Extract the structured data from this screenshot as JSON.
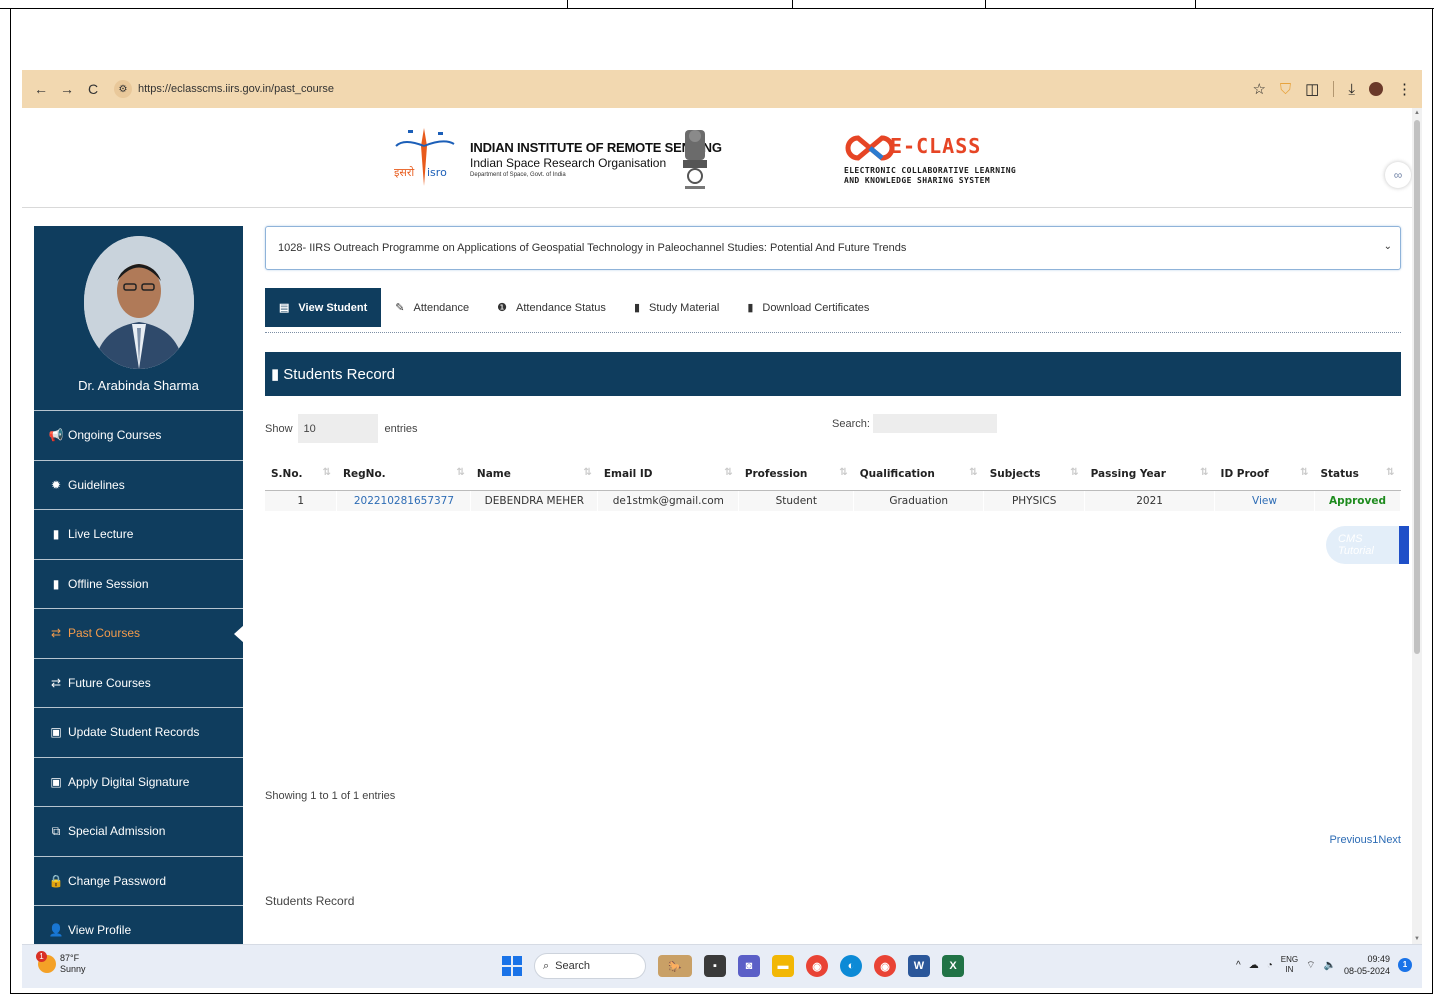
{
  "browser": {
    "url": "https://eclasscms.iirs.gov.in/past_course",
    "nav": {
      "back": "←",
      "forward": "→",
      "reload": "C"
    }
  },
  "header": {
    "org_title": "INDIAN INSTITUTE OF REMOTE SENSING",
    "org_subtitle": "Indian Space Research Organisation",
    "org_dept": "Department of Space, Govt. of India",
    "isro_hindi": "इसरो",
    "isro_latin": "isro",
    "eclass_title": "E-CLASS",
    "eclass_sub_line1": "ELECTRONIC COLLABORATIVE LEARNING",
    "eclass_sub_line2": "AND KNOWLEDGE SHARING SYSTEM"
  },
  "sidebar": {
    "profile_name": "Dr. Arabinda Sharma",
    "items": [
      {
        "label": "Ongoing Courses",
        "icon": "megaphone-icon",
        "glyph": "📢"
      },
      {
        "label": "Guidelines",
        "icon": "badge-icon",
        "glyph": "✹"
      },
      {
        "label": "Live Lecture",
        "icon": "book-icon",
        "glyph": "▮"
      },
      {
        "label": "Offline Session",
        "icon": "book-icon",
        "glyph": "▮"
      },
      {
        "label": "Past Courses",
        "icon": "exchange-icon",
        "glyph": "⇄",
        "active": true
      },
      {
        "label": "Future Courses",
        "icon": "exchange-icon",
        "glyph": "⇄"
      },
      {
        "label": "Update Student Records",
        "icon": "file-icon",
        "glyph": "▣"
      },
      {
        "label": "Apply Digital Signature",
        "icon": "file-icon",
        "glyph": "▣"
      },
      {
        "label": "Special Admission",
        "icon": "external-link-icon",
        "glyph": "⧉"
      },
      {
        "label": "Change Password",
        "icon": "lock-icon",
        "glyph": "🔒"
      },
      {
        "label": "View Profile",
        "icon": "user-icon",
        "glyph": "👤"
      }
    ]
  },
  "main": {
    "course_selected": "1028- IIRS Outreach Programme on Applications of Geospatial Technology in Paleochannel Studies: Potential And Future Trends",
    "tabs": [
      {
        "label": "View Student",
        "glyph": "▤",
        "active": true
      },
      {
        "label": "Attendance",
        "glyph": "✎"
      },
      {
        "label": "Attendance Status",
        "glyph": "❶"
      },
      {
        "label": "Study Material",
        "glyph": "▮"
      },
      {
        "label": "Download Certificates",
        "glyph": "▮"
      }
    ],
    "section_title": "Students Record",
    "show_label": "Show",
    "show_value": "10",
    "entries_label": "entries",
    "search_label": "Search:",
    "columns": [
      "S.No.",
      "RegNo.",
      "Name",
      "Email ID",
      "Profession",
      "Qualification",
      "Subjects",
      "Passing Year",
      "ID Proof",
      "Status"
    ],
    "rows": [
      {
        "sno": "1",
        "regno": "202210281657377",
        "name": "DEBENDRA MEHER",
        "email": "de1stmk@gmail.com",
        "profession": "Student",
        "qualification": "Graduation",
        "subjects": "PHYSICS",
        "passing_year": "2021",
        "id_proof": "View",
        "status": "Approved"
      }
    ],
    "showing_text": "Showing 1 to 1 of 1 entries",
    "pager": {
      "previous": "Previous",
      "page": "1",
      "next": "Next"
    },
    "footer_caption": "Students Record",
    "cms_tutorial": "CMS Tutorial"
  },
  "taskbar": {
    "weather_temp": "87°F",
    "weather_cond": "Sunny",
    "weather_badge": "1",
    "search_placeholder": "Search",
    "lang_line1": "ENG",
    "lang_line2": "IN",
    "time": "09:49",
    "date": "08-05-2024",
    "notif_count": "1"
  },
  "colors": {
    "sidebar_bg": "#0f3d5e",
    "active_menu": "#f39b4b",
    "chrome_bar": "#f2d8b0",
    "approved": "#1e8b1e",
    "link": "#2d6cb5",
    "eclass_red": "#e64525"
  }
}
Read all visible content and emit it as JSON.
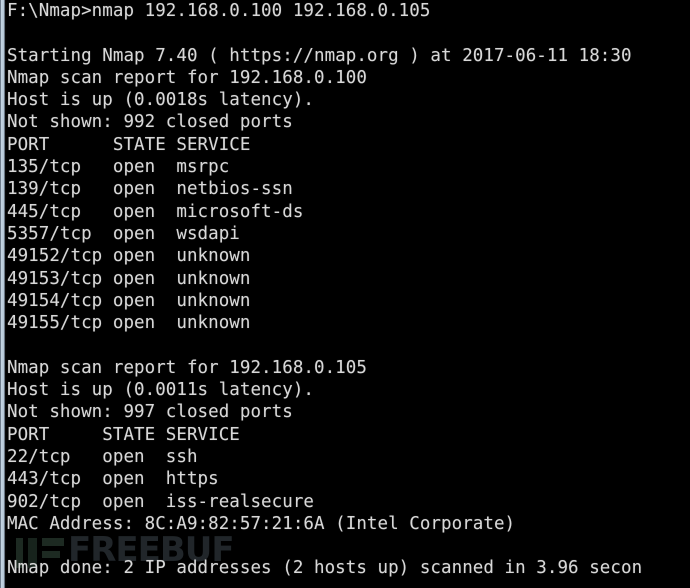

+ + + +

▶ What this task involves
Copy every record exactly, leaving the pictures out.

▶ The completed task
Extract the structured data from this screenshot as JSON.
{
  "browser": {
    "url": "https://eclasscms.iirs.gov.in/past_course",
    "nav": {
      "back": "←",
      "forward": "→",
      "reload": "C"
    }
  },
  "header": {
    "org_title": "INDIAN INSTITUTE OF REMOTE SENSING",
    "org_subtitle": "Indian Space Research Organisation",
    "org_dept": "Department of Space, Govt. of India",
    "isro_hindi": "इसरो",
    "isro_latin": "isro",
    "eclass_title": "E-CLASS",
    "eclass_sub_line1": "ELECTRONIC COLLABORATIVE LEARNING",
    "eclass_sub_line2": "AND KNOWLEDGE SHARING SYSTEM"
  },
  "sidebar": {
    "profile_name": "Dr. Arabinda Sharma",
    "items": [
      {
        "label": "Ongoing Courses",
        "icon": "megaphone-icon",
        "glyph": "📢"
      },
      {
        "label": "Guidelines",
        "icon": "badge-icon",
        "glyph": "✹"
      },
      {
        "label": "Live Lecture",
        "icon": "book-icon",
        "glyph": "▮"
      },
      {
        "label": "Offline Session",
        "icon": "book-icon",
        "glyph": "▮"
      },
      {
        "label": "Past Courses",
        "icon": "exchange-icon",
        "glyph": "⇄",
        "active": true
      },
      {
        "label": "Future Courses",
        "icon": "exchange-icon",
        "glyph": "⇄"
      },
      {
        "label": "Update Student Records",
        "icon": "file-icon",
        "glyph": "▣"
      },
      {
        "label": "Apply Digital Signature",
        "icon": "file-icon",
        "glyph": "▣"
      },
      {
        "label": "Special Admission",
        "icon": "external-link-icon",
        "glyph": "⧉"
      },
      {
        "label": "Change Password",
        "icon": "lock-icon",
        "glyph": "🔒"
      },
      {
        "label": "View Profile",
        "icon": "user-icon",
        "glyph": "👤"
      }
    ]
  },
  "main": {
    "course_selected": "1028- IIRS Outreach Programme on Applications of Geospatial Technology in Paleochannel Studies: Potential And Future Trends",
    "tabs": [
      {
        "label": "View Student",
        "glyph": "▤",
        "active": true
      },
      {
        "label": "Attendance",
        "glyph": "✎"
      },
      {
        "label": "Attendance Status",
        "glyph": "❶"
      },
      {
        "label": "Study Material",
        "glyph": "▮"
      },
      {
        "label": "Download Certificates",
        "glyph": "▮"
      }
    ],
    "section_title": "Students Record",
    "show_label": "Show",
    "show_value": "10",
    "entries_label": "entries",
    "search_label": "Search:",
    "columns": [
      "S.No.",
      "RegNo.",
      "Name",
      "Email ID",
      "Profession",
      "Qualification",
      "Subjects",
      "Passing Year",
      "ID Proof",
      "Status"
    ],
    "rows": [
      {
        "sno": "1",
        "regno": "202210281657377",
        "name": "DEBENDRA MEHER",
        "email": "de1stmk@gmail.com",
        "profession": "Student",
        "qualification": "Graduation",
        "subjects": "PHYSICS",
        "passing_year": "2021",
        "id_proof": "View",
        "status": "Approved"
      }
    ],
    "showing_text": "Showing 1 to 1 of 1 entries",
    "pager": {
      "previous": "Previous",
      "page": "1",
      "next": "Next"
    },
    "footer_caption": "Students Record",
    "cms_tutorial": "CMS Tutorial"
  },
  "taskbar": {
    "weather_temp": "87°F",
    "weather_cond": "Sunny",
    "weather_badge": "1",
    "search_placeholder": "Search",
    "lang_line1": "ENG",
    "lang_line2": "IN",
    "time": "09:49",
    "date": "08-05-2024",
    "notif_count": "1"
  },
  "colors": {
    "sidebar_bg": "#0f3d5e",
    "active_menu": "#f39b4b",
    "chrome_bar": "#f2d8b0",
    "approved": "#1e8b1e",
    "link": "#2d6cb5",
    "eclass_red": "#e64525"
  }
}
Read all visible content and emit it as JSON.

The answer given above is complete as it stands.